The Dutch language has a beautiful word: It’s called ‘niksen.’ It literally means: To nothing.
Niksen can be considered as an activity where you sit down on the sofa or lie down on your bed and – you’ve guessed it—, do nothing. You just sit there and stare.
Back in the days when I was a kid, I was great at niksen. But nowadays, I realize that niksen has become more difficult. First, I have a lot of important things to do. I used to study for 4 years, I’ve had a full time job, and now I am an entrepreneur. There is little time left for doing nothing. Especially when I have fun activities planned during evenings and weekends.
But there’s a more dominant cause that prevents me from doing nothing: Electronic devices and online media. Since the rise of Apple, Google and Facebook, the chances are high that you will find me on a smartphone watching YouTube or accessing Social Media after work.

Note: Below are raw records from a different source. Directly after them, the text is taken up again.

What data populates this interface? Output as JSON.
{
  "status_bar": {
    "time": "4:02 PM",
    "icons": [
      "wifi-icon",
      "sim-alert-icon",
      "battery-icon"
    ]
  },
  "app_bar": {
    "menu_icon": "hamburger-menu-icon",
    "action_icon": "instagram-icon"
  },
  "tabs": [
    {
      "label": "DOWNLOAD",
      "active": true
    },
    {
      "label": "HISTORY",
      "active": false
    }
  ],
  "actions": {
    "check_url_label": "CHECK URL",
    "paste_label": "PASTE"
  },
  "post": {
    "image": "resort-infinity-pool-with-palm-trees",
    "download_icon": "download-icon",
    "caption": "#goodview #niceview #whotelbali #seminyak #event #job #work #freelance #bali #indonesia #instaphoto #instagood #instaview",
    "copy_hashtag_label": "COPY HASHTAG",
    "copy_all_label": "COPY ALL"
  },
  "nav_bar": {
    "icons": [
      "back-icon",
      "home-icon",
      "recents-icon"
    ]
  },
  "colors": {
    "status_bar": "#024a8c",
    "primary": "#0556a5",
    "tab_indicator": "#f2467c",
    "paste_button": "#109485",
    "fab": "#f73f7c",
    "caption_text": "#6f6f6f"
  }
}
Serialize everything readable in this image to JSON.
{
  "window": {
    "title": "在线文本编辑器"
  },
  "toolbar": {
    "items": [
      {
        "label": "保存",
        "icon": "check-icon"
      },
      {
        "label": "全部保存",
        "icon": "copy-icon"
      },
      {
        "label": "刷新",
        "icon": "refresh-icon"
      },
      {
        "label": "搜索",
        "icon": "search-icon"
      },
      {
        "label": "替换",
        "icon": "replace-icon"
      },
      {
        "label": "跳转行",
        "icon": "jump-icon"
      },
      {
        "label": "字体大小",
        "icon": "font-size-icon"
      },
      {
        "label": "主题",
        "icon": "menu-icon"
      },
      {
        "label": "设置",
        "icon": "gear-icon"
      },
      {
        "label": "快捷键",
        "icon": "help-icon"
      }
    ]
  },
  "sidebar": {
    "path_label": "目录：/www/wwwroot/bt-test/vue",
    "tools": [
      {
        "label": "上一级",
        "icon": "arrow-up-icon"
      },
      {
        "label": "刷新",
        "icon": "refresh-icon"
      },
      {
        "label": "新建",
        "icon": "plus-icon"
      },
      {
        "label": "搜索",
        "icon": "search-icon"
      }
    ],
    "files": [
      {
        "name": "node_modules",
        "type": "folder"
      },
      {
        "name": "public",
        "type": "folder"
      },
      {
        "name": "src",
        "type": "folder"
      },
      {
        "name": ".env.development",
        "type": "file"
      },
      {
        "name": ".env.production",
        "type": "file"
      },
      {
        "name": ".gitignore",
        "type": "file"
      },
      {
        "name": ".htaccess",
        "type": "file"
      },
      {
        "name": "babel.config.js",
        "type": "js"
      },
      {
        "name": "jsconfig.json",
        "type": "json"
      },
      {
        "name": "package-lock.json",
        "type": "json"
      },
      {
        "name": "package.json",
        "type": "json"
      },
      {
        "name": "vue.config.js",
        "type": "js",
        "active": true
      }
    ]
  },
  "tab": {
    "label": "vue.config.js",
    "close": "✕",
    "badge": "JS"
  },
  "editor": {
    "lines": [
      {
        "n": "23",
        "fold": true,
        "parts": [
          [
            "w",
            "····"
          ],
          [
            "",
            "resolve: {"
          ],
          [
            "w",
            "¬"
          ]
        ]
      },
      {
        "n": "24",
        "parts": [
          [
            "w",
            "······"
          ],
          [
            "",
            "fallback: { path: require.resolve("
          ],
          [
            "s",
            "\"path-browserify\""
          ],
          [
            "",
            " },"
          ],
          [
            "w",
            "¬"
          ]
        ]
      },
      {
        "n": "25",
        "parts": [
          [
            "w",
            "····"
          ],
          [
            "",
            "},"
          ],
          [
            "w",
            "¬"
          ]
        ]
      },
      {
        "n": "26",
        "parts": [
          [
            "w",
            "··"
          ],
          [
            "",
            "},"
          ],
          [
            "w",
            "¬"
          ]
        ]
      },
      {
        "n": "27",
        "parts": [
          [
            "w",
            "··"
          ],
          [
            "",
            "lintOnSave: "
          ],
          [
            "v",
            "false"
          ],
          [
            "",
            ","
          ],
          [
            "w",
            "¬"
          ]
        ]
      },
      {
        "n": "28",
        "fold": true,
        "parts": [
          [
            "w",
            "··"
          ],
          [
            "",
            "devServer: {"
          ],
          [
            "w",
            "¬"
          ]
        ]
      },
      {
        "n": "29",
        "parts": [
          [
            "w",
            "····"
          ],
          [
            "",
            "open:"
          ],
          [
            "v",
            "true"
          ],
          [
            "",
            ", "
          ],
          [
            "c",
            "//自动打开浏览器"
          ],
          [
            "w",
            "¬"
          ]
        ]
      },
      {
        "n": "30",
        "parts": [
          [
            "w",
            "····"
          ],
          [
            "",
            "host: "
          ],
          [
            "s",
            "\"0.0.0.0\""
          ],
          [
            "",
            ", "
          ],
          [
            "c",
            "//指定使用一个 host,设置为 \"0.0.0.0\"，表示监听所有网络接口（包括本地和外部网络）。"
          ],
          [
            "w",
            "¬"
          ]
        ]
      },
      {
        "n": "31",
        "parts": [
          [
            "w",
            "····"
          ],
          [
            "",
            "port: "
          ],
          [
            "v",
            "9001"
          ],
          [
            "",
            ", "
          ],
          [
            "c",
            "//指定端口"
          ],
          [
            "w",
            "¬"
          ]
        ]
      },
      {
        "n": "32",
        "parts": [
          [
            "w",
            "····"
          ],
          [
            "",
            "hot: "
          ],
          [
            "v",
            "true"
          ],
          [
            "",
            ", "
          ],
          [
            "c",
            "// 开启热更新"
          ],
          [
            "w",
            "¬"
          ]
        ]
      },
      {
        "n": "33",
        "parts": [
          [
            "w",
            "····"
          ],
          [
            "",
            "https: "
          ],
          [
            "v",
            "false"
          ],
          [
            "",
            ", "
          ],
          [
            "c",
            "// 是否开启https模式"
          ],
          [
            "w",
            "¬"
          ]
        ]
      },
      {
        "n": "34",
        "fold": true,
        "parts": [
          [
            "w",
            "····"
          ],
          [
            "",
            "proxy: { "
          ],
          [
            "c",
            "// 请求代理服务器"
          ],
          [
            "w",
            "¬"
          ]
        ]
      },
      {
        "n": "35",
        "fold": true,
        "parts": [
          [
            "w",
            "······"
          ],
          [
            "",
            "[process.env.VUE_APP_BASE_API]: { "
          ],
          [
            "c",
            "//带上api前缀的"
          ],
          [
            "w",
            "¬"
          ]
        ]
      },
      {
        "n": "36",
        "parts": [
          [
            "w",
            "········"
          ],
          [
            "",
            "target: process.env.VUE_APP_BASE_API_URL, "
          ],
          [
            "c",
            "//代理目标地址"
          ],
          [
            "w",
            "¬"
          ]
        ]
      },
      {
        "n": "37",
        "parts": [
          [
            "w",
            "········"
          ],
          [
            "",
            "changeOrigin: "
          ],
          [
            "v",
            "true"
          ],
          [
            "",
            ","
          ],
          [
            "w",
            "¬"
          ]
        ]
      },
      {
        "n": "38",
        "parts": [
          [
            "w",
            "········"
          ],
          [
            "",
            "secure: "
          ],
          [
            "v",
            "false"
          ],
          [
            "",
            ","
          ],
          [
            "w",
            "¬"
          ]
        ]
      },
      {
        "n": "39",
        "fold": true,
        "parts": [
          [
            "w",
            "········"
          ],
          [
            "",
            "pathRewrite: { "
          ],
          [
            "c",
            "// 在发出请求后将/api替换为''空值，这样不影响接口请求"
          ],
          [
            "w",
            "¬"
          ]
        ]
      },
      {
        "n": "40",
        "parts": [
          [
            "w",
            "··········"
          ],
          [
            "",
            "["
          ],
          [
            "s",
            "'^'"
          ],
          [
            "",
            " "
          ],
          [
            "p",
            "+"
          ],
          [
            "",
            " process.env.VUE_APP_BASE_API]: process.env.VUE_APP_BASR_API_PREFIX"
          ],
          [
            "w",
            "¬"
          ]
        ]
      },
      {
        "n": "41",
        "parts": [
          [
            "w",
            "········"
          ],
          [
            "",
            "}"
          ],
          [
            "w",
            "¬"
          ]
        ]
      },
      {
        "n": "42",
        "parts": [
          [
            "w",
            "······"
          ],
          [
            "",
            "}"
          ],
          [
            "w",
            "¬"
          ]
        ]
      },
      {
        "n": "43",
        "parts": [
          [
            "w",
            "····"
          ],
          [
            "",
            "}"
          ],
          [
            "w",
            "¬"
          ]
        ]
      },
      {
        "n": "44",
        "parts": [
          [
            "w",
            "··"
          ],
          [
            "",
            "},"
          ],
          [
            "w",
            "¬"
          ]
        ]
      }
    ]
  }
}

And that can be a problem for your creativity, productivity and even for your own sanity.
Because the goal of ‘niksen’ is to separate yourself from all busy activities and all the stimuli your brain receives. If you don’t grant yourself any time to do literally nothing, your mind essentially stays on 24/7.
Cal Newport, writer of ‘Deep Work’ says that you should grant yourself the chance to be bored. Being bored is a thing that sounds — uhm, boring. But boredom is beneficial for your mental health. Boredom can also improve your creativity and your attention span.
Newport introduced a very interesting tactic to improve your habit of ‘niksen’, or being bored: Normally, when being bored, we would always look for our phone. We must resist that urge. Are you waiting in a queue? Don’t pick up your phone. Family or friend gathering? Don’t pick up your phone. Commuting to work? Don’t pick up your phone.
Use these moments to let your brain restore and to let your creativity flow. Because when you ‘niks’, and when you are bored, the most interesting ideas arise.